[GIVEN INFORMATION Boundary: Start]
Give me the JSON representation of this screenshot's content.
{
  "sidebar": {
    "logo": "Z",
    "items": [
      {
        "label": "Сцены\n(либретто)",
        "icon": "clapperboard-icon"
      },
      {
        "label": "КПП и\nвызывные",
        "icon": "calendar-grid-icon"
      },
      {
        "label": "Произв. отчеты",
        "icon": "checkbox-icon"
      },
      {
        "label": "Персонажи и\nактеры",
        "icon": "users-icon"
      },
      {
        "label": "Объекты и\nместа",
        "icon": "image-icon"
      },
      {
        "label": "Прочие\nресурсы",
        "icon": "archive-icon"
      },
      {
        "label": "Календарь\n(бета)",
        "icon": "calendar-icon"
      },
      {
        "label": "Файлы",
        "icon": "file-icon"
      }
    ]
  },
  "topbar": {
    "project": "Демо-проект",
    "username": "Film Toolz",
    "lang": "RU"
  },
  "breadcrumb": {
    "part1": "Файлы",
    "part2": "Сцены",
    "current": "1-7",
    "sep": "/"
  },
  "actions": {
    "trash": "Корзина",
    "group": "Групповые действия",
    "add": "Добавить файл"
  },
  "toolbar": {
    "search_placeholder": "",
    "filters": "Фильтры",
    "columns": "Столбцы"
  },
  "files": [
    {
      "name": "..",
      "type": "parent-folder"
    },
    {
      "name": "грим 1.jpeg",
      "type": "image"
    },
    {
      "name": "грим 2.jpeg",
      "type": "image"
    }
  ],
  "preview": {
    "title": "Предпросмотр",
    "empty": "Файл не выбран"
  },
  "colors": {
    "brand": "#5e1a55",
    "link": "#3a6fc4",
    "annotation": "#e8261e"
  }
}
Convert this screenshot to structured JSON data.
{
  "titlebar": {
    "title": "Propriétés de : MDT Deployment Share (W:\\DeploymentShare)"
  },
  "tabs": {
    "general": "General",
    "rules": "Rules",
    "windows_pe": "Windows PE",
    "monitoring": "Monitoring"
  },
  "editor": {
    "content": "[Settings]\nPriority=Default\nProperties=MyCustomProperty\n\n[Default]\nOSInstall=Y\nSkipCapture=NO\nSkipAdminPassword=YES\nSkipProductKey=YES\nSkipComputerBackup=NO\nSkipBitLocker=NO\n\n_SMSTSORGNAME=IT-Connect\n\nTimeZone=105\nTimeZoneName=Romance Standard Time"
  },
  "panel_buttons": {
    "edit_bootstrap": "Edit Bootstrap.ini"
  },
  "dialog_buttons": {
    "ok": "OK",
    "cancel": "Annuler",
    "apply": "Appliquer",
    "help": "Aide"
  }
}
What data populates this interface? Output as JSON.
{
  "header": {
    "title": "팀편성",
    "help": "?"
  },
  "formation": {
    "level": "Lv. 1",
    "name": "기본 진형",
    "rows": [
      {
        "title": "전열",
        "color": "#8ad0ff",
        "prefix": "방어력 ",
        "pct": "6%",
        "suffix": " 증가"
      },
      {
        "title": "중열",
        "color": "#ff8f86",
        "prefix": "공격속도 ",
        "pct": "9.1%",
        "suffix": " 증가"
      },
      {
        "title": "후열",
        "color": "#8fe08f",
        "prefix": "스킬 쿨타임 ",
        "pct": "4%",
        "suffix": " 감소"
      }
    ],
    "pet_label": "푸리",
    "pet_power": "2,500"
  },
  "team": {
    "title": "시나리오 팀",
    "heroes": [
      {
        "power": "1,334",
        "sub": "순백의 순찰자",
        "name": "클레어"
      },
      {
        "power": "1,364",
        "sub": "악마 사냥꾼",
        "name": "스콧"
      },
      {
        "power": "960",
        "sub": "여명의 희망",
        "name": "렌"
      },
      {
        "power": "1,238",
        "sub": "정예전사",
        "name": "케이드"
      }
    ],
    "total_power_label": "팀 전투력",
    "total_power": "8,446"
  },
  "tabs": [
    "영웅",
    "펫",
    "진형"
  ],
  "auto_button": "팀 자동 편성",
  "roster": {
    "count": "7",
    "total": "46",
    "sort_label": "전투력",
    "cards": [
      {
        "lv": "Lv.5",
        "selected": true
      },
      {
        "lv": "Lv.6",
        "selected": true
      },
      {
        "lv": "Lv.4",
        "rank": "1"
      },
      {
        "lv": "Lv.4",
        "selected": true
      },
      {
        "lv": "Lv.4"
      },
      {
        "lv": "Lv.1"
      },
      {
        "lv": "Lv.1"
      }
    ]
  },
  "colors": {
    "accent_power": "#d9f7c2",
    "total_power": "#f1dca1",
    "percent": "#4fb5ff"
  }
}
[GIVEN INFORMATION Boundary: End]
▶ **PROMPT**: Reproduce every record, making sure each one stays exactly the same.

▶ **TASK SOLUTION**:
Give me the JSON representation of this screenshot's content.
{
  "sidebar": {
    "logo": "Z",
    "items": [
      {
        "label": "Сцены\n(либретто)",
        "icon": "clapperboard-icon"
      },
      {
        "label": "КПП и\nвызывные",
        "icon": "calendar-grid-icon"
      },
      {
        "label": "Произв. отчеты",
        "icon": "checkbox-icon"
      },
      {
        "label": "Персонажи и\nактеры",
        "icon": "users-icon"
      },
      {
        "label": "Объекты и\nместа",
        "icon": "image-icon"
      },
      {
        "label": "Прочие\nресурсы",
        "icon": "archive-icon"
      },
      {
        "label": "Календарь\n(бета)",
        "icon": "calendar-icon"
      },
      {
        "label": "Файлы",
        "icon": "file-icon"
      }
    ]
  },
  "topbar": {
    "project": "Демо-проект",
    "username": "Film Toolz",
    "lang": "RU"
  },
  "breadcrumb": {
    "part1": "Файлы",
    "part2": "Сцены",
    "current": "1-7",
    "sep": "/"
  },
  "actions": {
    "trash": "Корзина",
    "group": "Групповые действия",
    "add": "Добавить файл"
  },
  "toolbar": {
    "search_placeholder": "",
    "filters": "Фильтры",
    "columns": "Столбцы"
  },
  "files": [
    {
      "name": "..",
      "type": "parent-folder"
    },
    {
      "name": "грим 1.jpeg",
      "type": "image"
    },
    {
      "name": "грим 2.jpeg",
      "type": "image"
    }
  ],
  "preview": {
    "title": "Предпросмотр",
    "empty": "Файл не выбран"
  },
  "colors": {
    "brand": "#5e1a55",
    "link": "#3a6fc4",
    "annotation": "#e8261e"
  }
}
Convert this screenshot to structured JSON data.
{
  "titlebar": {
    "title": "Propriétés de : MDT Deployment Share (W:\\DeploymentShare)"
  },
  "tabs": {
    "general": "General",
    "rules": "Rules",
    "windows_pe": "Windows PE",
    "monitoring": "Monitoring"
  },
  "editor": {
    "content": "[Settings]\nPriority=Default\nProperties=MyCustomProperty\n\n[Default]\nOSInstall=Y\nSkipCapture=NO\nSkipAdminPassword=YES\nSkipProductKey=YES\nSkipComputerBackup=NO\nSkipBitLocker=NO\n\n_SMSTSORGNAME=IT-Connect\n\nTimeZone=105\nTimeZoneName=Romance Standard Time"
  },
  "panel_buttons": {
    "edit_bootstrap": "Edit Bootstrap.ini"
  },
  "dialog_buttons": {
    "ok": "OK",
    "cancel": "Annuler",
    "apply": "Appliquer",
    "help": "Aide"
  }
}
What data populates this interface? Output as JSON.
{
  "header": {
    "title": "팀편성",
    "help": "?"
  },
  "formation": {
    "level": "Lv. 1",
    "name": "기본 진형",
    "rows": [
      {
        "title": "전열",
        "color": "#8ad0ff",
        "prefix": "방어력 ",
        "pct": "6%",
        "suffix": " 증가"
      },
      {
        "title": "중열",
        "color": "#ff8f86",
        "prefix": "공격속도 ",
        "pct": "9.1%",
        "suffix": " 증가"
      },
      {
        "title": "후열",
        "color": "#8fe08f",
        "prefix": "스킬 쿨타임 ",
        "pct": "4%",
        "suffix": " 감소"
      }
    ],
    "pet_label": "푸리",
    "pet_power": "2,500"
  },
  "team": {
    "title": "시나리오 팀",
    "heroes": [
      {
        "power": "1,334",
        "sub": "순백의 순찰자",
        "name": "클레어"
      },
      {
        "power": "1,364",
        "sub": "악마 사냥꾼",
        "name": "스콧"
      },
      {
        "power": "960",
        "sub": "여명의 희망",
        "name": "렌"
      },
      {
        "power": "1,238",
        "sub": "정예전사",
        "name": "케이드"
      }
    ],
    "total_power_label": "팀 전투력",
    "total_power": "8,446"
  },
  "tabs": [
    "영웅",
    "펫",
    "진형"
  ],
  "auto_button": "팀 자동 편성",
  "roster": {
    "count": "7",
    "total": "46",
    "sort_label": "전투력",
    "cards": [
      {
        "lv": "Lv.5",
        "selected": true
      },
      {
        "lv": "Lv.6",
        "selected": true
      },
      {
        "lv": "Lv.4",
        "rank": "1"
      },
      {
        "lv": "Lv.4",
        "selected": true
      },
      {
        "lv": "Lv.4"
      },
      {
        "lv": "Lv.1"
      },
      {
        "lv": "Lv.1"
      }
    ]
  },
  "colors": {
    "accent_power": "#d9f7c2",
    "total_power": "#f1dca1",
    "percent": "#4fb5ff"
  }
}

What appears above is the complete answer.